* HOW TO COMPLETE THIS TASK *
Restate all the data word for word and omit the pictures.

(Element data from apps and pages)
((

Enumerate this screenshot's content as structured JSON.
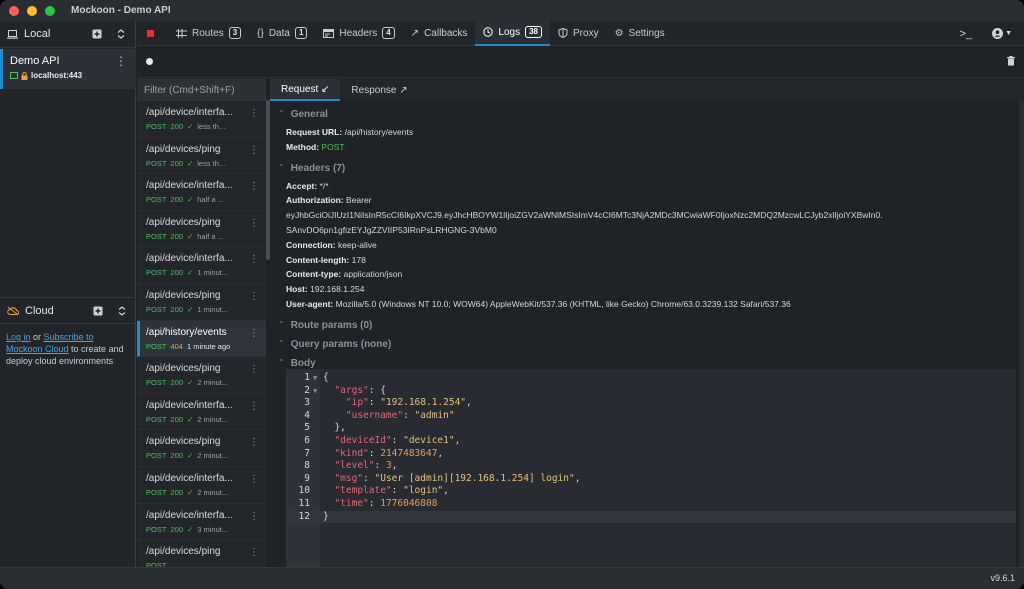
{
  "app": {
    "title": "Mockoon - Demo API",
    "version": "v9.6.1"
  },
  "colors": {
    "accent": "#1e8dd1",
    "post": "#4fbf60",
    "status404": "#e8a33c",
    "stop": "#e5322e"
  },
  "sidebar": {
    "local_label": "Local",
    "env_name": "Demo API",
    "env_host": "localhost:443",
    "cloud_label": "Cloud",
    "cloud_login": "Log in",
    "cloud_or": " or ",
    "cloud_subscribe": "Subscribe to Mockoon Cloud",
    "cloud_rest": " to create and deploy cloud environments"
  },
  "tabs": [
    {
      "label": "Routes",
      "badge": "3",
      "icon": "routes-icon"
    },
    {
      "label": "Data",
      "badge": "1",
      "icon": "data-icon"
    },
    {
      "label": "Headers",
      "badge": "4",
      "icon": "headers-icon"
    },
    {
      "label": "Callbacks",
      "badge": "",
      "icon": "callbacks-icon"
    },
    {
      "label": "Logs",
      "badge": "38",
      "icon": "logs-icon"
    },
    {
      "label": "Proxy",
      "badge": "",
      "icon": "proxy-icon"
    },
    {
      "label": "Settings",
      "badge": "",
      "icon": "gear-icon"
    }
  ],
  "logs": {
    "filter_placeholder": "Filter (Cmd+Shift+F)",
    "items": [
      {
        "path": "/api/device/interfa...",
        "method": "POST",
        "status": "200",
        "when": "less th..."
      },
      {
        "path": "/api/devices/ping",
        "method": "POST",
        "status": "200",
        "when": "less th..."
      },
      {
        "path": "/api/device/interfa...",
        "method": "POST",
        "status": "200",
        "when": "half a ..."
      },
      {
        "path": "/api/devices/ping",
        "method": "POST",
        "status": "200",
        "when": "half a ..."
      },
      {
        "path": "/api/device/interfa...",
        "method": "POST",
        "status": "200",
        "when": "1 minut..."
      },
      {
        "path": "/api/devices/ping",
        "method": "POST",
        "status": "200",
        "when": "1 minut..."
      },
      {
        "path": "/api/history/events",
        "method": "POST",
        "status": "404",
        "when": "1 minute ago"
      },
      {
        "path": "/api/devices/ping",
        "method": "POST",
        "status": "200",
        "when": "2 minut..."
      },
      {
        "path": "/api/device/interfa...",
        "method": "POST",
        "status": "200",
        "when": "2 minut..."
      },
      {
        "path": "/api/devices/ping",
        "method": "POST",
        "status": "200",
        "when": "2 minut..."
      },
      {
        "path": "/api/device/interfa...",
        "method": "POST",
        "status": "200",
        "when": "2 minut..."
      },
      {
        "path": "/api/device/interfa...",
        "method": "POST",
        "status": "200",
        "when": "3 minut..."
      },
      {
        "path": "/api/devices/ping",
        "method": "POST",
        "status": "",
        "when": ""
      }
    ]
  },
  "detail": {
    "request_tab": "Request ↙",
    "response_tab": "Response ↗",
    "general_title": "General",
    "request_url_label": "Request URL:",
    "request_url": "/api/history/events",
    "method_label": "Method:",
    "method": "POST",
    "headers_title": "Headers (7)",
    "headers": [
      {
        "key": "Accept:",
        "value": "*/*"
      },
      {
        "key": "Authorization:",
        "value": "Bearer"
      },
      {
        "key": "",
        "value": "eyJhbGciOiJIUzI1NiIsInR5cCI6IkpXVCJ9.eyJhcHBOYW1lIjoiZGV2aWNlMSIsImV4cCI6MTc3NjA2MDc3MCwiaWF0IjoxNzc2MDQ2MzcwLCJyb2xlIjoiYXBwIn0.SAnvDO6pn1gfizEYJgZZVIIP53IRnPsLRHGNG-3VbM0"
      },
      {
        "key": "Connection:",
        "value": "keep-alive"
      },
      {
        "key": "Content-length:",
        "value": "178"
      },
      {
        "key": "Content-type:",
        "value": "application/json"
      },
      {
        "key": "Host:",
        "value": "192.168.1.254"
      },
      {
        "key": "User-agent:",
        "value": "Mozilla/5.0 (Windows NT 10.0; WOW64) AppleWebKit/537.36 (KHTML, like Gecko) Chrome/63.0.3239.132 Safari/537.36"
      }
    ],
    "route_params_title": "Route params (0)",
    "query_params_title": "Query params (none)",
    "body_title": "Body",
    "body_lines": [
      "{",
      "  \"args\": {",
      "    \"ip\": \"192.168.1.254\",",
      "    \"username\": \"admin\"",
      "  },",
      "  \"deviceId\": \"device1\",",
      "  \"kind\": 2147483647,",
      "  \"level\": 3,",
      "  \"msg\": \"User [admin][192.168.1.254] login\",",
      "  \"template\": \"login\",",
      "  \"time\": 1776046808",
      "}"
    ]
  }
}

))

* YOUR RESPONSE *
Enumerate this screenshot's content as structured JSON.
{
  "app": {
    "title": "Mockoon - Demo API",
    "version": "v9.6.1"
  },
  "colors": {
    "accent": "#1e8dd1",
    "post": "#4fbf60",
    "status404": "#e8a33c",
    "stop": "#e5322e"
  },
  "sidebar": {
    "local_label": "Local",
    "env_name": "Demo API",
    "env_host": "localhost:443",
    "cloud_label": "Cloud",
    "cloud_login": "Log in",
    "cloud_or": " or ",
    "cloud_subscribe": "Subscribe to Mockoon Cloud",
    "cloud_rest": " to create and deploy cloud environments"
  },
  "tabs": [
    {
      "label": "Routes",
      "badge": "3",
      "icon": "routes-icon"
    },
    {
      "label": "Data",
      "badge": "1",
      "icon": "data-icon"
    },
    {
      "label": "Headers",
      "badge": "4",
      "icon": "headers-icon"
    },
    {
      "label": "Callbacks",
      "badge": "",
      "icon": "callbacks-icon"
    },
    {
      "label": "Logs",
      "badge": "38",
      "icon": "logs-icon"
    },
    {
      "label": "Proxy",
      "badge": "",
      "icon": "proxy-icon"
    },
    {
      "label": "Settings",
      "badge": "",
      "icon": "gear-icon"
    }
  ],
  "logs": {
    "filter_placeholder": "Filter (Cmd+Shift+F)",
    "items": [
      {
        "path": "/api/device/interfa...",
        "method": "POST",
        "status": "200",
        "when": "less th..."
      },
      {
        "path": "/api/devices/ping",
        "method": "POST",
        "status": "200",
        "when": "less th..."
      },
      {
        "path": "/api/device/interfa...",
        "method": "POST",
        "status": "200",
        "when": "half a ..."
      },
      {
        "path": "/api/devices/ping",
        "method": "POST",
        "status": "200",
        "when": "half a ..."
      },
      {
        "path": "/api/device/interfa...",
        "method": "POST",
        "status": "200",
        "when": "1 minut..."
      },
      {
        "path": "/api/devices/ping",
        "method": "POST",
        "status": "200",
        "when": "1 minut..."
      },
      {
        "path": "/api/history/events",
        "method": "POST",
        "status": "404",
        "when": "1 minute ago"
      },
      {
        "path": "/api/devices/ping",
        "method": "POST",
        "status": "200",
        "when": "2 minut..."
      },
      {
        "path": "/api/device/interfa...",
        "method": "POST",
        "status": "200",
        "when": "2 minut..."
      },
      {
        "path": "/api/devices/ping",
        "method": "POST",
        "status": "200",
        "when": "2 minut..."
      },
      {
        "path": "/api/device/interfa...",
        "method": "POST",
        "status": "200",
        "when": "2 minut..."
      },
      {
        "path": "/api/device/interfa...",
        "method": "POST",
        "status": "200",
        "when": "3 minut..."
      },
      {
        "path": "/api/devices/ping",
        "method": "POST",
        "status": "",
        "when": ""
      }
    ]
  },
  "detail": {
    "request_tab": "Request ↙",
    "response_tab": "Response ↗",
    "general_title": "General",
    "request_url_label": "Request URL:",
    "request_url": "/api/history/events",
    "method_label": "Method:",
    "method": "POST",
    "headers_title": "Headers (7)",
    "headers": [
      {
        "key": "Accept:",
        "value": "*/*"
      },
      {
        "key": "Authorization:",
        "value": "Bearer"
      },
      {
        "key": "",
        "value": "eyJhbGciOiJIUzI1NiIsInR5cCI6IkpXVCJ9.eyJhcHBOYW1lIjoiZGV2aWNlMSIsImV4cCI6MTc3NjA2MDc3MCwiaWF0IjoxNzc2MDQ2MzcwLCJyb2xlIjoiYXBwIn0.SAnvDO6pn1gfizEYJgZZVIIP53IRnPsLRHGNG-3VbM0"
      },
      {
        "key": "Connection:",
        "value": "keep-alive"
      },
      {
        "key": "Content-length:",
        "value": "178"
      },
      {
        "key": "Content-type:",
        "value": "application/json"
      },
      {
        "key": "Host:",
        "value": "192.168.1.254"
      },
      {
        "key": "User-agent:",
        "value": "Mozilla/5.0 (Windows NT 10.0; WOW64) AppleWebKit/537.36 (KHTML, like Gecko) Chrome/63.0.3239.132 Safari/537.36"
      }
    ],
    "route_params_title": "Route params (0)",
    "query_params_title": "Query params (none)",
    "body_title": "Body",
    "body_lines": [
      "{",
      "  \"args\": {",
      "    \"ip\": \"192.168.1.254\",",
      "    \"username\": \"admin\"",
      "  },",
      "  \"deviceId\": \"device1\",",
      "  \"kind\": 2147483647,",
      "  \"level\": 3,",
      "  \"msg\": \"User [admin][192.168.1.254] login\",",
      "  \"template\": \"login\",",
      "  \"time\": 1776046808",
      "}"
    ]
  }
}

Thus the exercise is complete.